There are some differences between the Canadian Vendo 44 and the USA version of the 44 machines. I have not figured them all out yet, but I thought I would pass some information along today, and show a recent restoration of one we did for a nice customer in Quebec. The number 44 refers to how bottles it held. But we suggest converting it to use with cans due to issues with the bottles.
It is common to think that all 44 machines must be the same. But there is a USA version of the Vendo 44, there is a USA version of a similar VMC 44, and there is a Canadian Vendo 44.
The most noticeable difference between a USA Vendo 44 and the VMC 44 is the coin entry bezel. The VMC does not have a chrome coin entry bezel. There are other differences in the lock bar, lock size, etc. But if you are just looking at 44 and it does not have a chrome coin bezel, it is a VMC model. Vendo and VMC merged in 1956 into Vendo. But for a while, they were different companies with similar machines. Value-wise, the Vendo is worth about 15-20% more on the American market than the VMC.
Then there is the Canadian version of the 44. These can have a different coin mechanism altogether, made for Canadian coins. Some of the Vendo 44s have a VMC locking bar and lock on them, others do not. One expert told me that there is no rhyme or reason. It is like they grabbed parts from both a Vendo and VMC and interchanged them. This does not mean they are not quality, but that there is just no consistency in the Canadian Vendo 44 or VMC 44 parts. Typically the Canadian version is worth a little less in the American market.
Before the Restoration
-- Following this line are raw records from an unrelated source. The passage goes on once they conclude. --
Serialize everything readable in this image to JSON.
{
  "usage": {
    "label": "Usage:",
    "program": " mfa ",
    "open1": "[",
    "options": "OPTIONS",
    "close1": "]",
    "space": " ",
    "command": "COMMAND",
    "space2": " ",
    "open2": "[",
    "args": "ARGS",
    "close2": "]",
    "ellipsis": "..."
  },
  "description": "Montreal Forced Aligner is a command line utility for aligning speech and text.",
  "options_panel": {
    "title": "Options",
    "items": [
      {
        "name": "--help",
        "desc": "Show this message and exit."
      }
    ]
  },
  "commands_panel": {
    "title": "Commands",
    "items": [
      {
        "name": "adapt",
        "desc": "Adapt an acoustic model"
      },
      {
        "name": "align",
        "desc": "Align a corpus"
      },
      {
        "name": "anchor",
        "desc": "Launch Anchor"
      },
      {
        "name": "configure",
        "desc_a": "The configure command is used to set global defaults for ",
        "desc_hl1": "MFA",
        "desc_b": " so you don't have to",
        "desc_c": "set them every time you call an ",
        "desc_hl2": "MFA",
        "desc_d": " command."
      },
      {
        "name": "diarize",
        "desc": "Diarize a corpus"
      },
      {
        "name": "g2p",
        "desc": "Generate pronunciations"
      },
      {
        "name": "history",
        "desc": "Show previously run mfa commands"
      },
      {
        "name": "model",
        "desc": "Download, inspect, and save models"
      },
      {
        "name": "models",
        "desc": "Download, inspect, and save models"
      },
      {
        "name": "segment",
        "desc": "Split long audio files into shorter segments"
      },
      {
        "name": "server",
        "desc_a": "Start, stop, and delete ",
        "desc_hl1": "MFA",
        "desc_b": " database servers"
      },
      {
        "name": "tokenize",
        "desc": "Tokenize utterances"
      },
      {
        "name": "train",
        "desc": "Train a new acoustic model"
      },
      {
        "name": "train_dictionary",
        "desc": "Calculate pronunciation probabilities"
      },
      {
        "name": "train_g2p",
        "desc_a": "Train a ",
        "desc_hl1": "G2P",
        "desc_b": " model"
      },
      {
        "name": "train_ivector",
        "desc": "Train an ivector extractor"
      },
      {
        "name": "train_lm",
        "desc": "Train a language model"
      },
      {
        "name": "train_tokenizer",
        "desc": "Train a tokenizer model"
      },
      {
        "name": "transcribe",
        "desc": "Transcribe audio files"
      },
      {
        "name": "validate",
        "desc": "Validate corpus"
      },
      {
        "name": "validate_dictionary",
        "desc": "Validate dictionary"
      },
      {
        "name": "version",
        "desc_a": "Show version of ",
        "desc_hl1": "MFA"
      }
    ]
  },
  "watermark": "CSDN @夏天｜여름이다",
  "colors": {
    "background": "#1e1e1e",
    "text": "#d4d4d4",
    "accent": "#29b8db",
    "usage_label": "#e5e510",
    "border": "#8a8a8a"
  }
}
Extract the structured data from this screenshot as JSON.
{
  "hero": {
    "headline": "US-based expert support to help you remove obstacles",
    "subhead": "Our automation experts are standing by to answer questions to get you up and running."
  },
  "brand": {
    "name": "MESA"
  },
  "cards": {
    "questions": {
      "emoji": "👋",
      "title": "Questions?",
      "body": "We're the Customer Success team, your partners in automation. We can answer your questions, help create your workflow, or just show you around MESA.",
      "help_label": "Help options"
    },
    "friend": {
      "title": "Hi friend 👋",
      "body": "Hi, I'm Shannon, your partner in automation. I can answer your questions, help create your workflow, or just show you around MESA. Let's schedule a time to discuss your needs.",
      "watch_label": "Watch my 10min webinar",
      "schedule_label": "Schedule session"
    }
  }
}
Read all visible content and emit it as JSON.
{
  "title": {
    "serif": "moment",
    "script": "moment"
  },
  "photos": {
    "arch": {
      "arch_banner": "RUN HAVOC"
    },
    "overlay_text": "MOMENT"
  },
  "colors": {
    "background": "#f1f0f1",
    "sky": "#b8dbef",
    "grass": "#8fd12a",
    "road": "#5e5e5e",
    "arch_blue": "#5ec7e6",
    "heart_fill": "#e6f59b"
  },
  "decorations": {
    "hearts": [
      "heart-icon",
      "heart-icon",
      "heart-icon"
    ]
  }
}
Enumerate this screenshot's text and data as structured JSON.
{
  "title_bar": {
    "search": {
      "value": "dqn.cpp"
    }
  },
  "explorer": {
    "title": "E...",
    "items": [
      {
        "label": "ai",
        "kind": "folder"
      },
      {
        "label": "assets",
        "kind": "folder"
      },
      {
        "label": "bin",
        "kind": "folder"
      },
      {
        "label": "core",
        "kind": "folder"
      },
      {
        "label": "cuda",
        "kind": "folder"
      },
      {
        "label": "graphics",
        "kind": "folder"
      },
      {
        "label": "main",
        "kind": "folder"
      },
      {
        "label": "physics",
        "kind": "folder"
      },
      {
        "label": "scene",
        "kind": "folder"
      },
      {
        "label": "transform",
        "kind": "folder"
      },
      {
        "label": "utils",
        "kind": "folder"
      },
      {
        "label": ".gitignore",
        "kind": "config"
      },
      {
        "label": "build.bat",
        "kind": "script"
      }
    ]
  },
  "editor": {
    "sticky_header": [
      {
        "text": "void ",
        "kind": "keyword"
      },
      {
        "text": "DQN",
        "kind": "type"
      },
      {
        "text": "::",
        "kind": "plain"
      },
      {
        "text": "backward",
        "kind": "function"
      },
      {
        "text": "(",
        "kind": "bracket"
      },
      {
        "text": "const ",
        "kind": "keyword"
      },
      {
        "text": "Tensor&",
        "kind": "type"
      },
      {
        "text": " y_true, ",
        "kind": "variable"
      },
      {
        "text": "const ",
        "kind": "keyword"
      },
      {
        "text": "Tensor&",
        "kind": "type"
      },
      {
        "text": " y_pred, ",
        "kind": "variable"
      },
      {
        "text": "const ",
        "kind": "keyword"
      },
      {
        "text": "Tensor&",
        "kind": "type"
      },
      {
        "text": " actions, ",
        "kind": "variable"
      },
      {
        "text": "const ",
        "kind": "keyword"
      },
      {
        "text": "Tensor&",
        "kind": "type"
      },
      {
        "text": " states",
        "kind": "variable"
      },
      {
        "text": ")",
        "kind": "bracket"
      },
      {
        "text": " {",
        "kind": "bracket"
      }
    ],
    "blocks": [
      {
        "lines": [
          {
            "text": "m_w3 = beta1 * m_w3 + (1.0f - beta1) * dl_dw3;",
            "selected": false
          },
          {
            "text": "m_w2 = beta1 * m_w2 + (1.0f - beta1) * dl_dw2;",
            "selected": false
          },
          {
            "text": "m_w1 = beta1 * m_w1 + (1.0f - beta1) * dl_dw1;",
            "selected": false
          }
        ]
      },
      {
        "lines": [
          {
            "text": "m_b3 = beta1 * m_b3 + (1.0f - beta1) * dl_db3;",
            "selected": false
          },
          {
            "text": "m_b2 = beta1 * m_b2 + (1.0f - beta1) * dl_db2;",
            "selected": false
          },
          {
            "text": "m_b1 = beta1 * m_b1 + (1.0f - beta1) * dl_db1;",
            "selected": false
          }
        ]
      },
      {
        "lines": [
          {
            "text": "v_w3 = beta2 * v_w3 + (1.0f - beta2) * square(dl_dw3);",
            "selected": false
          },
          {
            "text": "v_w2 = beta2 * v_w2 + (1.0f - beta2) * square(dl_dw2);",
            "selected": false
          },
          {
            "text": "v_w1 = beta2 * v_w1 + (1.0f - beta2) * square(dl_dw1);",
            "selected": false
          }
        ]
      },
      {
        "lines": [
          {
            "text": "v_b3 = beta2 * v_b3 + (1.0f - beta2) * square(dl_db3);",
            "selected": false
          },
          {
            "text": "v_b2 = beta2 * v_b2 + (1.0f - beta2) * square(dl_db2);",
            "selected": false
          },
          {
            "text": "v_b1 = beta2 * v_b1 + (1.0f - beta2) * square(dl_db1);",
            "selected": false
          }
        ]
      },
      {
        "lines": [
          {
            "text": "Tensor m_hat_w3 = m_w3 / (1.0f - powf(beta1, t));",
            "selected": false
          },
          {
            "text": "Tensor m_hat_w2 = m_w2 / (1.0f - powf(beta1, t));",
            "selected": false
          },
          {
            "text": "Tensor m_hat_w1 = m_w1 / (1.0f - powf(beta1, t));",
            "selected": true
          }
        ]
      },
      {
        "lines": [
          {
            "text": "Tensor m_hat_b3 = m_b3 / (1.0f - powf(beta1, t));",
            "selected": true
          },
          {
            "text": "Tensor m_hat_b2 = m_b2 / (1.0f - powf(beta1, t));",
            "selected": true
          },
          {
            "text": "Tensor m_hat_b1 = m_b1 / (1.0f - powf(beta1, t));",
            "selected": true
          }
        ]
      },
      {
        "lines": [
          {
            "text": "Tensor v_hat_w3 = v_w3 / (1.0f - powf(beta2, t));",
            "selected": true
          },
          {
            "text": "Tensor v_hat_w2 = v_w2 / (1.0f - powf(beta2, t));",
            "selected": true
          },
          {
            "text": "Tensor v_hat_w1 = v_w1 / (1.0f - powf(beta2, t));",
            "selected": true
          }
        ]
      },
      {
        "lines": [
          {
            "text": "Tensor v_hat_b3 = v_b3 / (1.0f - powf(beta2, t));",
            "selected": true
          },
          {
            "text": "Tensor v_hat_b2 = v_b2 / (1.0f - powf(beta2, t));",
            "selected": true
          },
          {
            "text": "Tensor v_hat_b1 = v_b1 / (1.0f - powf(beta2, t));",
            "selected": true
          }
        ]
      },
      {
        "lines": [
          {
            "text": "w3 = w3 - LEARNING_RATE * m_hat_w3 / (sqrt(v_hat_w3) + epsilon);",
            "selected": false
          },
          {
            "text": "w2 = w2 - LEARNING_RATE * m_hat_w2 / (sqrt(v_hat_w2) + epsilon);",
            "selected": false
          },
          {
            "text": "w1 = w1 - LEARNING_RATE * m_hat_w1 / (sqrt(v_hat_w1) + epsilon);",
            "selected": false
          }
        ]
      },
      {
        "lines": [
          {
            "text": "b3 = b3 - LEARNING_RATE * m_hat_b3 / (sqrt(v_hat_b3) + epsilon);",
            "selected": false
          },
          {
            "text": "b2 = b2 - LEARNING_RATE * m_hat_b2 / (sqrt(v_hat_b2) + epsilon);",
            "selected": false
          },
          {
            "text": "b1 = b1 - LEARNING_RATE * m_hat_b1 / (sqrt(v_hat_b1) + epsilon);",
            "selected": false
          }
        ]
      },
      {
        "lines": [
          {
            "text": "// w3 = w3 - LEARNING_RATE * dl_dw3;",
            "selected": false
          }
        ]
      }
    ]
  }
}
This brings us to the Canadian restoration we are highlighting today. This machine was in good condition, but it was missing the bottle stack completely. Luckily the customer was able to find one for sale in Canada before he shipped us the machine. We have had issues with an American bottle stack not working with the Canadian coin mech, so this find was huge.
But the clutch was broken. Likely this is why they were ‘lucky’ in finding it for sale. No one wanted a broken one! Upon taking it apart, we found the clutch was fiddled with at some point in the past. It took about 12 hours of work to repair the clutch, but we finally got it right!